"Yonda Leonard has engaged in unethical behavior," CDE's investigation stated.
Leonard isn't the only district employee News 5 Investigates found being dishonest.
After repeated attempts to hear Leonard's side of the story went unanswered, Chief Investigative Reporter Eric Ross and his photojournalist made the drive down to Plainview School on July 10, 2019.
Upon arrival, News 5 located Leonard's truck in the school's parking lot.
As a courtesy, Ross called the school prior to filming to alert the district that we were in town.
As Ross approached the front doors to drop off a business card after being told Leonard was not in the office, he was met out front by Pam Shelton, the superintendent's administrative assistant.
Ross again questioned whether Leonard was at work.
"She's not here," Shelton said.
Ross asked the question once more.
"She's not (here)," Shelton said. "She may be tomorrow. I don't know. Summer hours are kind of crazy."
Ross asked, "None of these vehicles out here are her vehicles?"
"No," Shelton said. "She was here earlier.
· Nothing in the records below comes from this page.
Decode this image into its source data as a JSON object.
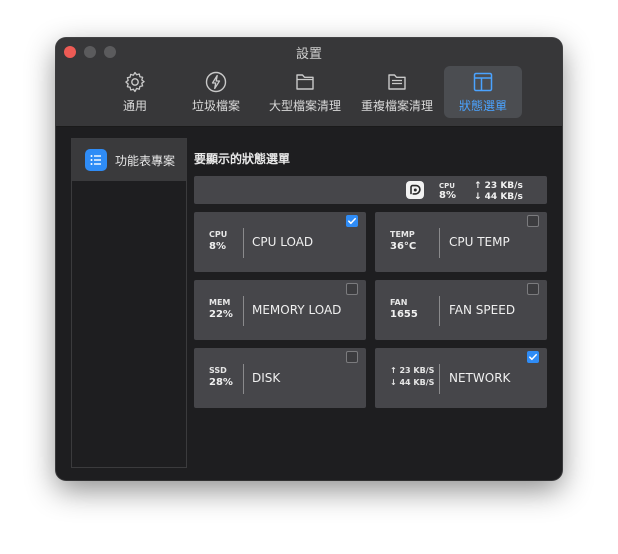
{
  "window": {
    "title": "設置"
  },
  "toolbar": {
    "tabs": [
      {
        "label": "通用",
        "icon": "gear-icon"
      },
      {
        "label": "垃圾檔案",
        "icon": "bolt-icon"
      },
      {
        "label": "大型檔案清理",
        "icon": "folder-icon"
      },
      {
        "label": "重複檔案清理",
        "icon": "duplicate-folder-icon"
      },
      {
        "label": "狀態選單",
        "icon": "layout-panel-icon",
        "active": true
      }
    ]
  },
  "sidebar": {
    "items": [
      {
        "label": "功能表專案",
        "icon": "list-icon",
        "selected": true
      }
    ]
  },
  "main": {
    "title": "要顯示的狀態選單",
    "preview": {
      "cpu_label": "CPU",
      "cpu_value": "8%",
      "net_up": "↑ 23 KB/s",
      "net_down": "↓ 44 KB/s"
    },
    "cards": [
      {
        "small": "CPU",
        "value": "8%",
        "name": "CPU LOAD",
        "checked": true
      },
      {
        "small": "TEMP",
        "value": "36°C",
        "name": "CPU TEMP",
        "checked": false
      },
      {
        "small": "MEM",
        "value": "22%",
        "name": "MEMORY LOAD",
        "checked": false
      },
      {
        "small": "FAN",
        "value": "1655",
        "name": "FAN SPEED",
        "checked": false
      },
      {
        "small": "SSD",
        "value": "28%",
        "name": "DISK",
        "checked": false
      },
      {
        "up": "↑ 23 KB/S",
        "down": "↓ 44 KB/S",
        "name": "NETWORK",
        "checked": true
      }
    ]
  },
  "colors": {
    "accent": "#2f8cf6",
    "active_tab_text": "#4ba3ff",
    "close_button": "#ed5b55"
  }
}
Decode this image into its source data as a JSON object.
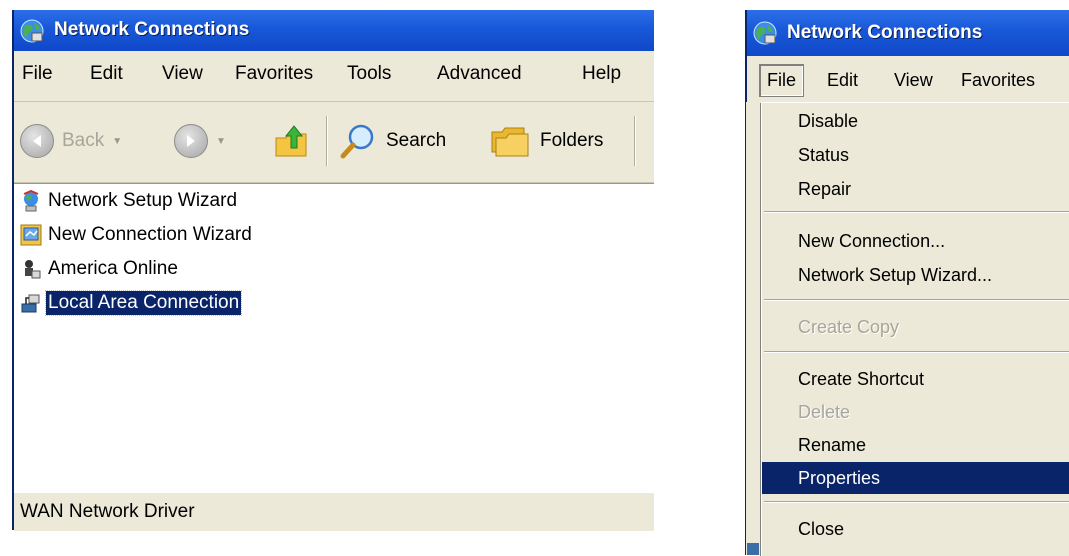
{
  "left_window": {
    "title": "Network Connections",
    "menu": [
      "File",
      "Edit",
      "View",
      "Favorites",
      "Tools",
      "Advanced",
      "Help"
    ],
    "toolbar": {
      "back_label": "Back",
      "search_label": "Search",
      "folders_label": "Folders"
    },
    "items": [
      {
        "label": "Network Setup Wizard",
        "icon": "network-setup-wizard-icon"
      },
      {
        "label": "New Connection Wizard",
        "icon": "new-connection-wizard-icon"
      },
      {
        "label": "America Online",
        "icon": "dialup-connection-icon"
      },
      {
        "label": "Local Area Connection",
        "icon": "lan-connection-icon",
        "selected": true
      }
    ],
    "status": "WAN Network Driver"
  },
  "right_window": {
    "title": "Network Connections",
    "menu": [
      "File",
      "Edit",
      "View",
      "Favorites"
    ],
    "open_menu": "File",
    "file_menu": [
      {
        "label": "Disable",
        "enabled": true
      },
      {
        "label": "Status",
        "enabled": true
      },
      {
        "label": "Repair",
        "enabled": true
      },
      {
        "label": "New Connection...",
        "enabled": true
      },
      {
        "label": "Network Setup Wizard...",
        "enabled": true
      },
      {
        "label": "Create Copy",
        "enabled": false
      },
      {
        "label": "Create Shortcut",
        "enabled": true
      },
      {
        "label": "Delete",
        "enabled": false
      },
      {
        "label": "Rename",
        "enabled": true
      },
      {
        "label": "Properties",
        "enabled": true,
        "highlighted": true
      },
      {
        "label": "Close",
        "enabled": true
      }
    ]
  },
  "colors": {
    "titlebar": "#1858d8",
    "selection": "#0a246a",
    "window_face": "#ece9d8"
  }
}
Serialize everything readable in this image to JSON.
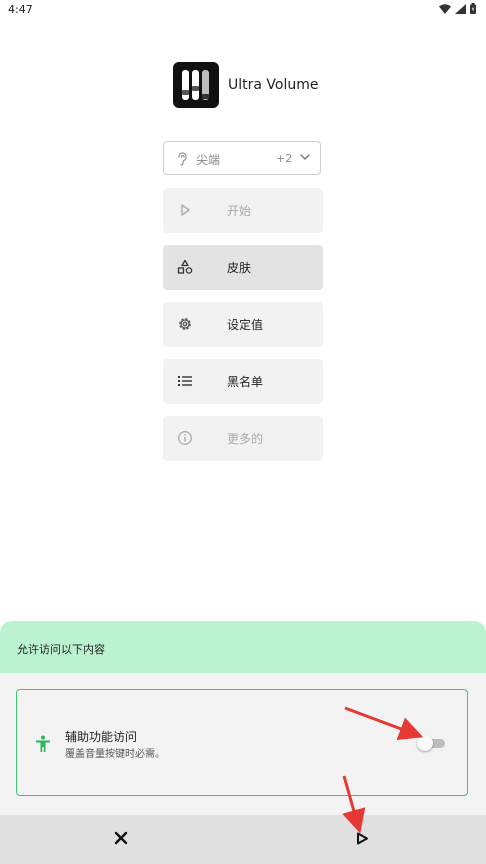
{
  "status_bar": {
    "time": "4:47"
  },
  "app": {
    "title": "Ultra Volume"
  },
  "device_select": {
    "label": "尖端",
    "count": "+2"
  },
  "menu": {
    "start": "开始",
    "skins": "皮肤",
    "settings": "设定值",
    "blacklist": "黑名单",
    "more": "更多的"
  },
  "permission": {
    "header": "允许访问以下内容",
    "item_title": "辅助功能访问",
    "item_desc": "覆盖音量按键时必需。"
  },
  "colors": {
    "accent_green": "#3ec46d",
    "header_green": "#bbf2d0",
    "arrow_red": "#e53935"
  }
}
She is already gone."
Shelton went back inside and as we continued shooting video outside of the school, the district's business manager, Dawna Peck, came out.
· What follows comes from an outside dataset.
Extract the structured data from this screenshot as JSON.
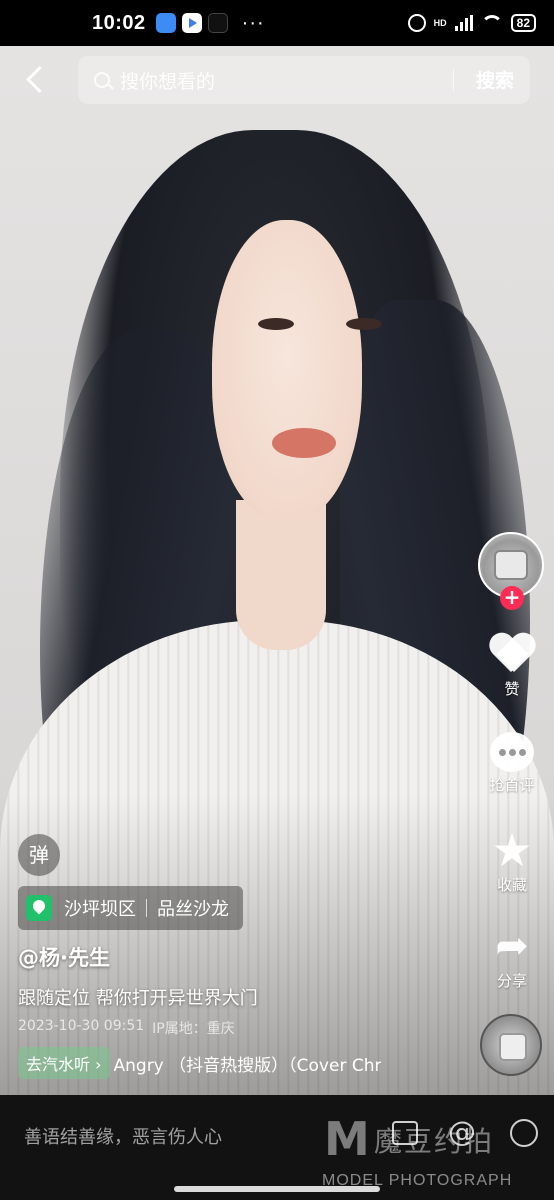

As we were explaining our presence to her, an unidentified woman came outside and moved the truck identified as Leonard's around the back.
"Is that what they told you is that she wasn't here?"
"Yes," Ross replied.
"Yeh, she's here," Peck said.
Not only was Leonard inside the school, she called the Kiowa County Sheriff's Office.
"The superintendent does act as the owner of the school property," Kiowa County Deputy Avery Snover said. "She doesn't want you on the property."
News 5 Investigates agreed to leave the property after Deputy Snover informed us Leonard does not wish to make a comment or address the state's findings, but we returned a day later to attend a public school board meeting.
Leonard sat with her back faced to our camera, and Ross spoke during public comments to inform the school board about our news investigation.
After speaking, Ross asked, "Does anyone (on the school board) have any questions?"
The school board was advised by its attorney not to comment on the case and did not make any statements.
In fact, News 5 Investigates has learned this incident has resulted in the school board, district and Leonard hiring legal counsel.
Leonard was initially placed on paid administrative leave, but has since been allowed to return to work pending the outcome of the investigation being conducted by the Colorado Department of Education.
The CDE tells News 5 that state confidentiality standards prevent them from commenting on the case.
Meanwhile, News 5 Investigates has also learned the Kiowa County Sheriff's Office requested the school board and district provide Leonard's employment records for its own investigation.
On Wednesday, July 10, 2019, Leonard issued the following statement to KOAA News 5 via a Facebook message:
I am under attorney advisement not to discuss the issue.
On June 24, 2019, the Kiowa County School District RE-2 (Plainview Schools) Board of Education released the following statement via their attorney:
The Kiowa County School District RE-2 (Plainview Schools) Board of Education (Board) was contacted by the Colorado Department of Education (CDE) on May 16, 2019 regarding licensure and endorsement issues concerning Interim Superintendent and Principal Yonda Leonard. Ms. Leonard was placed on paid administrative leave by the Board on May 28, 2019, while the licensure issue is addressed by CDE. As a personnel matter, the Board is limited as to its ability to comment further or answer additional questions.
Clarification: After the board's attorney issued the above statement last month, the board decided to allow Leonard to return to work pending the outcome of CDE's case.